It is generally accepted that competition between firms is the best way to provide for an optimal allocation of resources, impose pressure on costs and stimulate innovation and consumer satisfaction (Gellhorn and Kovacic 1994). It is, however, possible that firms try to eliminate competition by adopting anticompetitive practices. For this reason, the adoption and implementation of competition rules is necessary. By preventing anticompetitive practices, the application of these rules contributes to economic efficiency, as well as to welfare maximization. Competition rules may also pursue other objectives. This is, for instance, the case in the European Community (EC) where one of the major objectives of competition law is to contribute to the creation of a single market. 1
While competition law regimes have for a long period of time only been present in industrialized countries, a large number of emerging economies have now adopted domestic competition rules. It is estimated that, in 2002, more than 90 countries had enacted competition law regimes (Devellennes and Kiriazis 2002). The adoption of such regimes in emerging economies can be explained by a number of factors. First, some emerging economies have enacted competition rules in the framework of free trade agreements. Efforts to strengthen competition rules have thus been undertaken in the context of NAFTA and Mercosur. 2 As will be seen below, the Association Agreements concluded between the EC and some Mediterranean countries also contain competition provisions. Second, institutional donors, such as the World Bank or regional development banks, generally encourage emerging economies to adopt competition law regimes and provide assistance to these countries in order to help them establish such regimes (Rodriguez and Coate 1996). Finally, a number of emerging economies realized that the implementation of fundamental economic reforms, such as the liberalization of State monopolies, had to be accompanied by the adoption of rules preventing anticompetitive practices (Jenny 2001).

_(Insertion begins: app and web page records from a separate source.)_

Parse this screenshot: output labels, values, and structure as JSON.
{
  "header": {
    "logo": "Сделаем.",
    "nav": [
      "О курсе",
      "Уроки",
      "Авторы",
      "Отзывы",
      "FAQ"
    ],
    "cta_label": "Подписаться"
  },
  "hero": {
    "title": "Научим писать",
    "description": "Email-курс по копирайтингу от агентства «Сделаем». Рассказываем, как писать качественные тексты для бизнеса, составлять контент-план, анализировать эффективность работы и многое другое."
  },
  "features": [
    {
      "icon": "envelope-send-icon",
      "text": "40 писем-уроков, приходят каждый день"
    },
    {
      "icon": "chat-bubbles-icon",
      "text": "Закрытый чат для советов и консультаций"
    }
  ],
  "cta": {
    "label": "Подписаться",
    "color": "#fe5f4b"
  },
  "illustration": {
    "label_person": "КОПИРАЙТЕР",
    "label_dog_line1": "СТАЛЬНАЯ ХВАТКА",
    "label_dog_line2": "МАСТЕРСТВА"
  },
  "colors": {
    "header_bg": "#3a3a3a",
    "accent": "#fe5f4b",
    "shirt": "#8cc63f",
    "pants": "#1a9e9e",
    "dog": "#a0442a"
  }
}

The development of competition laws in developing and emerging economies has received considerable academic attention. A large number of legal and economic studies have been written on the establishment of competition laws and institutions in countries of Central and Eastern Europe (CEECs) (Fingleton etal. 1996), Latin America (Bomchil and Den Toon 1996, Vieira and Aquino 1996, Fernandez 1996, De Leon 1999, and Oliveira 1998), and Asia (Yun 1999 and Abir 1996). This paper looks at the development of competition law regimes in Northern Africa and the Middle East, an issue which is still relatively unexplored. Specifically, it...